### TASK REQUIREMENTS
Look through the data below and work out how many lines hold "chart"; state only the number.

### SUPPLIED ENTRIES

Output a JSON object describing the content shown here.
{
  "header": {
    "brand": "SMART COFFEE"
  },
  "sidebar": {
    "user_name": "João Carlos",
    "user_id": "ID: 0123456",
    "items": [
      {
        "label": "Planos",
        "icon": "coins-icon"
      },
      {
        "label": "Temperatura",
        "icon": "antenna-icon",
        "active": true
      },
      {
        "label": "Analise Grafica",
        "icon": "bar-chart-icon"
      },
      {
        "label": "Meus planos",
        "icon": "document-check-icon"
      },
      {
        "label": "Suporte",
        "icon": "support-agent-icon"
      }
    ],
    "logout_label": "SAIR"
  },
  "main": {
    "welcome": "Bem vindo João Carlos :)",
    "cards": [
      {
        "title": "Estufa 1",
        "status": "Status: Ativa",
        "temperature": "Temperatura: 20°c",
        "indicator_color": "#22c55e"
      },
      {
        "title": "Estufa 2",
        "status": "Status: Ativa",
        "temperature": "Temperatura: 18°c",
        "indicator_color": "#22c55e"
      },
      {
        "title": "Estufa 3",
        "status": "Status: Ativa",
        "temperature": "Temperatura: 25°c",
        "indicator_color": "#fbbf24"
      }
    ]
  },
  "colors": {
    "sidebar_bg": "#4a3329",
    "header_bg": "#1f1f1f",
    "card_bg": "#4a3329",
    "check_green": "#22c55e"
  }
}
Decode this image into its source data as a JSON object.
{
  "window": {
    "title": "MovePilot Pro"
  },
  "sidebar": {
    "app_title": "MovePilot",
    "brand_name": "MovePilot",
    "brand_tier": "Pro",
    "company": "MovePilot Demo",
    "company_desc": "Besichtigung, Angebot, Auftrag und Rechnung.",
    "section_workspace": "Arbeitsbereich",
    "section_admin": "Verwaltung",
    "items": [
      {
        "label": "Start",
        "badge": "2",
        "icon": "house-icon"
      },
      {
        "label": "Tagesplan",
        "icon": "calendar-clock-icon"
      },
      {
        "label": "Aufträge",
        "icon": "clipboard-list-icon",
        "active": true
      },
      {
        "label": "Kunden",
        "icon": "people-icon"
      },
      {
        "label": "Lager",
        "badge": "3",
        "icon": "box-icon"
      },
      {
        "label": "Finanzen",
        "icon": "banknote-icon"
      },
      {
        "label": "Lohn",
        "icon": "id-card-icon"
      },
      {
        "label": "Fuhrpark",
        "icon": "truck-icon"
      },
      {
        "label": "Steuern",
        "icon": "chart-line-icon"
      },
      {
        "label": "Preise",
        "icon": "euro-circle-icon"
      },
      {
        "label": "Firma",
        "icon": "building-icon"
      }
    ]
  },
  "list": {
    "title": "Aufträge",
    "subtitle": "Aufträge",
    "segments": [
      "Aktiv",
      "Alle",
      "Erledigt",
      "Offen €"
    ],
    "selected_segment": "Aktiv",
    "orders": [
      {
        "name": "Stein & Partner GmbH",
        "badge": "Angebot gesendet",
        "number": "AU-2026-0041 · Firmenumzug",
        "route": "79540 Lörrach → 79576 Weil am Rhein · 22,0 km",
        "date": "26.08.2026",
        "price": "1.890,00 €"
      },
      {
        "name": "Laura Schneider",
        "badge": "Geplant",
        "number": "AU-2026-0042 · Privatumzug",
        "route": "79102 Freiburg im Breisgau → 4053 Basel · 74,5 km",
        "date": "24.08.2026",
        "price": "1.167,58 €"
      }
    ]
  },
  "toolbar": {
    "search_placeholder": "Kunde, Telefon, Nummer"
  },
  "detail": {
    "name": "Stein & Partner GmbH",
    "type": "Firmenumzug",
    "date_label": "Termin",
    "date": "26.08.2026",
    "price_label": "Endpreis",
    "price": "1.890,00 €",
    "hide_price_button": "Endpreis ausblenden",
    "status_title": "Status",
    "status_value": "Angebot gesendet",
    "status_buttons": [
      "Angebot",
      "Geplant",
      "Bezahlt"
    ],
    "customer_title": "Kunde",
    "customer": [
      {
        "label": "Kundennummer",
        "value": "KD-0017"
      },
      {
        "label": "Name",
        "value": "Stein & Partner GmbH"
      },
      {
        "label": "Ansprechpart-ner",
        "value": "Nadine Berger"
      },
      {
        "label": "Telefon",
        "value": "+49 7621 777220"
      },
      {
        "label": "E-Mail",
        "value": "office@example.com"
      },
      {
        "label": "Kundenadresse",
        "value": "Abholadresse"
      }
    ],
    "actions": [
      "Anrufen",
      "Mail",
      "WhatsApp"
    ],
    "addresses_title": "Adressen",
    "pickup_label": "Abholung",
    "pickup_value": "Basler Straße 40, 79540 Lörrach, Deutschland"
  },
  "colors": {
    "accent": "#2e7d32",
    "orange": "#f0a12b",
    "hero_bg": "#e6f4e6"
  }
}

### EXERCISE SOLUTION
2